Archetypal Heritage, or How I Learned to Stop Worrying and Love the Stars

Originally published in Peacock Goat Review Vol. 1 No. 3

As occultist, magicians and even just as people living in a magical spirit-haunted world, it’s important we understand our cultural heritage. Just where do these things we have come from? If we know where we’ve been, we might have some idea of where we’re going. It’s been said before but much of our pagan mythology comes from star myth. If you’ve done much research into this sort of topic, you likely already know this. However, what you probably don’t realize is just how intrinsically this is connected to our ideas of story, spirits, place and identity.

If you want to understand the mystery of the oldest magical systems we have record of, we must ask ourselves “What is hidden behind the sky?”

My journey began when I was trying to work out what the underlying system was for the Sumerians. I kept trying in vain to map out something akin to the Kabbalah but nothing seemed to fit until I realized the answers were hidden in plain sight.

You see, the stars aren’t just a big game of connect-the-dots that our ancestors played out of boredom, they were a language in themselves. After all, Merlin’s hat wasn’t covered in stars just out of a misplaced fashion sense; they’re intrinsic to truly understanding magic. This goes beyond just astrology; it’s codified into the very nature of why we do things in magic the way we do. After all, what are some of the most basic symbols in magic? The hexagram, pentagram, octagram; they’re all ways to draw stars and have origins in the stars themselves.

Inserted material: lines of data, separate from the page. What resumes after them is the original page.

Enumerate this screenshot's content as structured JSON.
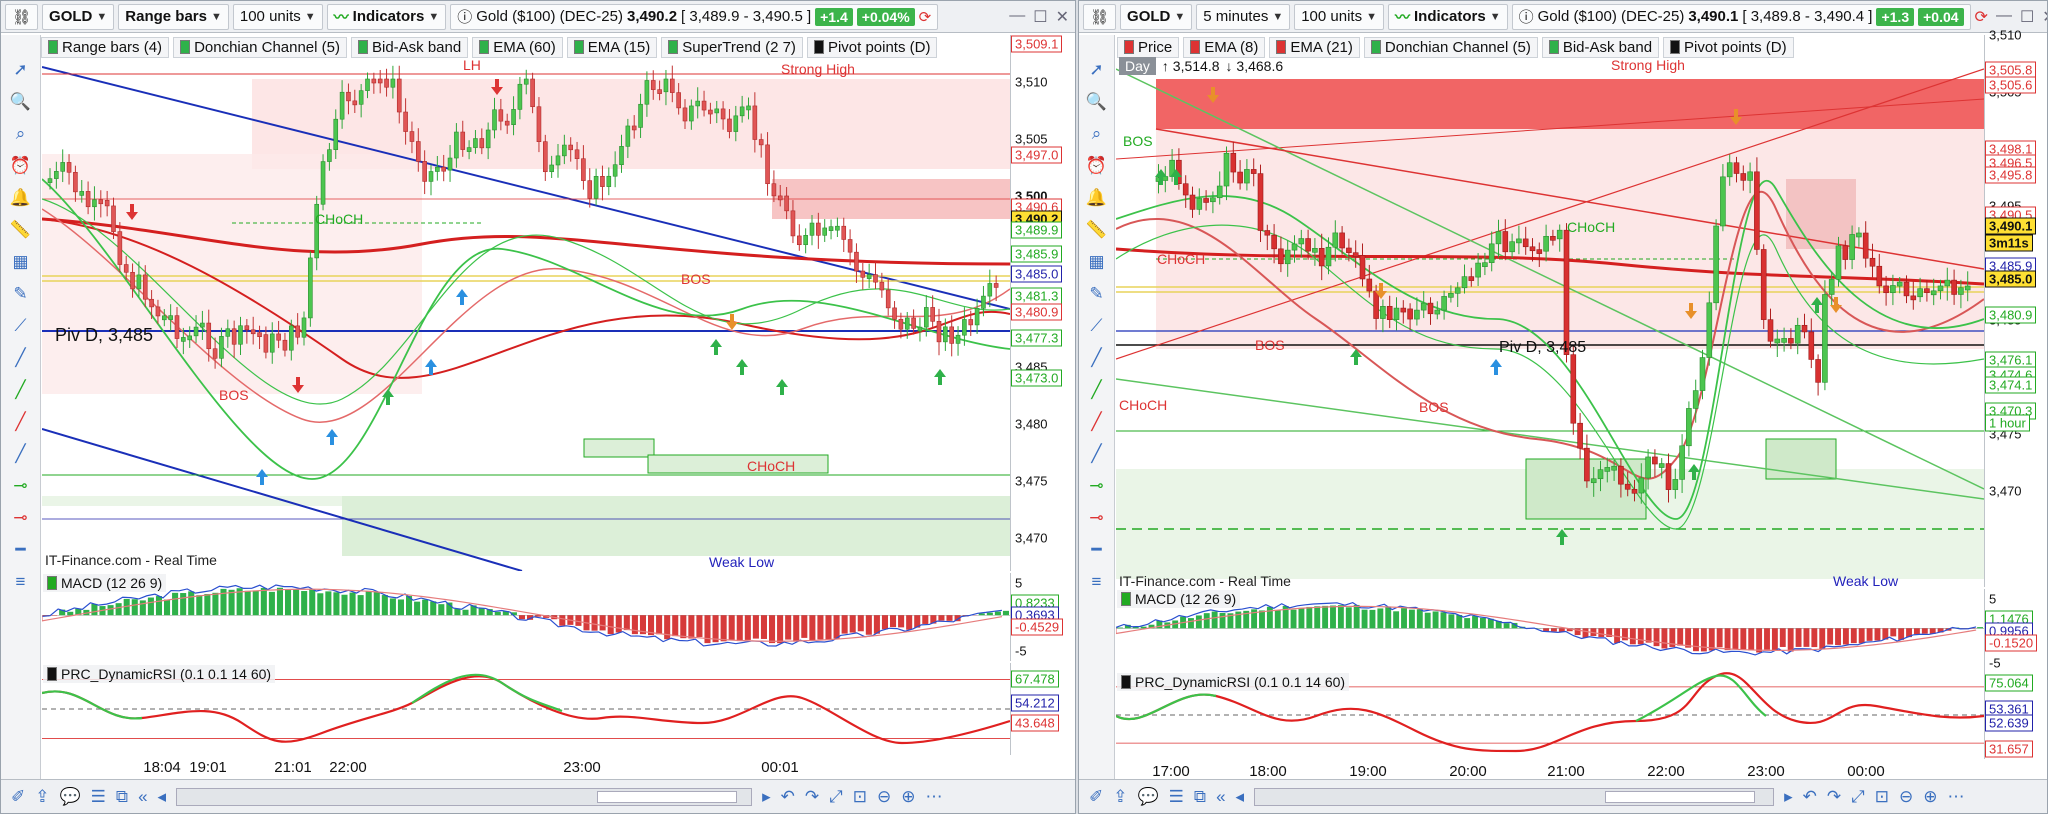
{
  "left": {
    "toolbar": {
      "symbol": "GOLD",
      "chart_type": "Range bars",
      "units": "100 units",
      "indicators_label": "Indicators",
      "instrument": "Gold ($100) (DEC-25)",
      "last": "3,490.2",
      "bidask": "[ 3,489.9 - 3,490.5 ]",
      "change": "+1.4",
      "change_pct": "+0.04%"
    },
    "legend": [
      {
        "label": "Range bars (4)",
        "color": "#2fb14a"
      },
      {
        "label": "Donchian Channel (5)",
        "color": "#2fb14a"
      },
      {
        "label": "Bid-Ask band",
        "color": "#2fb14a"
      },
      {
        "label": "EMA (60)",
        "color": "#2fb14a"
      },
      {
        "label": "EMA (15)",
        "color": "#2fb14a"
      },
      {
        "label": "SuperTrend (2 7)",
        "color": "#2fb14a"
      },
      {
        "label": "Pivot points (D)",
        "color": "#111111"
      }
    ],
    "price_axis": [
      "3,510",
      "3,505",
      "3,500",
      "3,495",
      "3,490",
      "3,485",
      "3,480",
      "3,475",
      "3,470"
    ],
    "price_tags": [
      {
        "text": "3,509.1",
        "color": "#d33"
      },
      {
        "text": "3,497.0",
        "color": "#d33"
      },
      {
        "text": "3,490.6",
        "color": "#d33"
      },
      {
        "text": "3,490.2",
        "color": "#111"
      },
      {
        "text": "3,489.9",
        "color": "#2a2"
      },
      {
        "text": "3,485.9",
        "color": "#2a2"
      },
      {
        "text": "3,485.0",
        "color": "#22a"
      },
      {
        "text": "3,481.3",
        "color": "#2a2"
      },
      {
        "text": "3,480.9",
        "color": "#d33"
      },
      {
        "text": "3,477.3",
        "color": "#2a2"
      },
      {
        "text": "3,473.0",
        "color": "#2a2"
      }
    ],
    "annotations": {
      "strong_high": "Strong High",
      "weak_low": "Weak Low",
      "lh": "LH",
      "choch1": "CHoCH",
      "choch2": "CHoCH",
      "bos1": "BOS",
      "bos2": "BOS",
      "pivot": "Piv D, 3,485",
      "vendor": "IT-Finance.com - Real Time"
    },
    "macd": {
      "label": "MACD (12 26 9)",
      "axis": [
        "5",
        "-5"
      ],
      "tags": [
        "0.8233",
        "0.3693",
        "-0.4529"
      ]
    },
    "rsi": {
      "label": "PRC_DynamicRSI (0.1 0.1 14 60)",
      "tags": [
        "67.478",
        "54.212",
        "43.648"
      ]
    },
    "time_axis": [
      "18:04",
      "19:01",
      "21:01",
      "22:00",
      "23:00",
      "00:01"
    ]
  },
  "right": {
    "toolbar": {
      "symbol": "GOLD",
      "timeframe": "5 minutes",
      "units": "100 units",
      "indicators_label": "Indicators",
      "instrument": "Gold ($100) (DEC-25)",
      "last": "3,490.1",
      "bidask": "[ 3,489.8 - 3,490.4 ]",
      "change": "+1.3",
      "change_pct": "+0.04"
    },
    "legend": [
      {
        "label": "Price",
        "color": "#d33"
      },
      {
        "label": "EMA (8)",
        "color": "#d33"
      },
      {
        "label": "EMA (21)",
        "color": "#d33"
      },
      {
        "label": "Donchian Channel (5)",
        "color": "#2fb14a"
      },
      {
        "label": "Bid-Ask band",
        "color": "#2fb14a"
      },
      {
        "label": "Pivot points (D)",
        "color": "#111111"
      }
    ],
    "day_badge": {
      "day": "Day",
      "high": "↑ 3,514.8",
      "low": "↓ 3,468.6"
    },
    "price_axis": [
      "3,510",
      "3,505",
      "3,500",
      "3,495",
      "3,490",
      "3,485",
      "3,480",
      "3,475",
      "3,470"
    ],
    "price_tags": [
      {
        "text": "3,505.8",
        "color": "#d33"
      },
      {
        "text": "3,505.6",
        "color": "#d33"
      },
      {
        "text": "3,498.1",
        "color": "#d33"
      },
      {
        "text": "3,496.5",
        "color": "#d33"
      },
      {
        "text": "3,495.8",
        "color": "#d33"
      },
      {
        "text": "3,490.5",
        "color": "#d33"
      },
      {
        "text": "3,490.1",
        "color": "#111"
      },
      {
        "text": "3m11s",
        "color": "#111"
      },
      {
        "text": "3,485.9",
        "color": "#22a"
      },
      {
        "text": "3,485.0",
        "color": "#111"
      },
      {
        "text": "3,480.9",
        "color": "#2a2"
      },
      {
        "text": "3,476.1",
        "color": "#2a2"
      },
      {
        "text": "3,474.6",
        "color": "#2a2"
      },
      {
        "text": "3,474.1",
        "color": "#2a2"
      },
      {
        "text": "3,470.3",
        "color": "#2a2"
      },
      {
        "text": "1 hour",
        "color": "#2a2"
      }
    ],
    "annotations": {
      "strong_high": "Strong High",
      "weak_low": "Weak Low",
      "bos1": "BOS",
      "bos2": "BOS",
      "bos3": "BOS",
      "choch1": "CHoCH",
      "choch2": "CHoCH",
      "choch3": "CHoCH",
      "pivot": "Piv D, 3,485",
      "vendor": "IT-Finance.com - Real Time"
    },
    "macd": {
      "label": "MACD (12 26 9)",
      "axis": [
        "5",
        "-5"
      ],
      "tags": [
        "1.1476",
        "0.9956",
        "-0.1520"
      ]
    },
    "rsi": {
      "label": "PRC_DynamicRSI (0.1 0.1 14 60)",
      "tags": [
        "75.064",
        "53.361",
        "52.639",
        "31.657"
      ]
    },
    "time_axis": [
      "17:00",
      "18:00",
      "19:00",
      "20:00",
      "21:00",
      "22:00",
      "23:00",
      "00:00"
    ]
  }
}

The hexagram first appears as one of the variations on the sumerian symbol for a fixed star. At this point in time the number of points is irrelevant for drawing a fixed star. As long as it isn’t the 8-point star of Ishtar or the 4-point plus wavy lines sun glyph, then it’s a symbol for a fixed star.1

Cylinder seal VA 243

Beyond that, Sumerian deity names are always preceded by the Cuneiform sign dingir as an honorific which is also the Cuneiform sign for Star. The sign for constellation is 3 dingir signs in a triangle.

The Cuneiform sign dingir

So where does that leave us? Well Sumerian mythology is ultimately star lore, which is the practice of telling stories using the stars. The best example of this is Inanna and the huluppu tree. In the story, an anzu bird (which likely translates to Golden eagle), a snake and an owl take up residence in a tree that Inanna wishes to have made into a throne and a bed so she enlists the help of Gilgamesh to chase them away and cut the tree for her. If we look at the part of the sky where Scorpio sits, we see the milky way which forms the river, Scorpio’s tail forms the huluppu tree (which probably translates to Palm tree), the adjacent stars around the Western constellation formed a constellation of a man holding a tool in the Mesopotamian star charts, and directly above is the Mesopotamian constellations of the eagle and one of a serpent. To the right is another constellation which looks like a chair and a line which could easily be seen as a bed.

The relevant part of the sky with Western constellations

Not only do they tell the story of the myths visually, but it also connects us to the cycle of the year since different parts of the sky are visible during different seasons. This sort of pattern continues for almost all the world myths as well, not just Sumerian and Greco-Roman. David Warner Mathisen has a great series of books covering this topic in deal entitled Star Myths of the World which I highly recommend to anyone interested in this topic. Gordon White traces the history of this all the way back to the ice age in to book Star.Ships which is an amazing read if you haven’t already picked it up. If you layer those on top of the work of Bernie Taylor in Before Orion: Finding the Face of the Hero things really start getting interesting as we can begin to get a glimpse at some of humanity’s oldest surviving stories, many of which are still being told in some form today.

Add to this understanding the cardinal signs and the modern practice of the LBRP/Calling Quarters and the Sumerian four winds which are depicted as chimeric beings composed of those four signs (Leo, Aquarius, the Eagle form of Scorpio and Taurus) and your magic really starts playing jazz at a cosmic scale!

So where does this leave us? Well for one, it means that the root of the collective forest of stories that gave us the wonderfully spirit and story haunted world of the modern occult traditions has been right above us this entire time. Beyond that though it means that perhaps the most powerful untapped tool in the magicians arsenal has been with us since the dawn of civilization and every one of us has had it since we were children: the heavens themselves.

What am I on about? Well if you’ve kept up with me so far then there’s a major clue in Star.Ships which Gordon seems to gloss over: the pools of water meant to collect starlight. That’s a scrying surface!

Another clue comes from a Sumerian proverb:

“I looked into the water, my destiny was drifting passed.”

Think for a moment of the movement of the stars. As the Earth rotates, the stars do seem to drift passed as they make their way across the sky. So what is this talking about? Possibly the oldest form of magic humanity has ever had and our most direct way of interacting with the gods; scrying with the stars and the night sky! Divination with the cosmos itself!

What is hidden behind the sky?

The stars, the spirits, and us.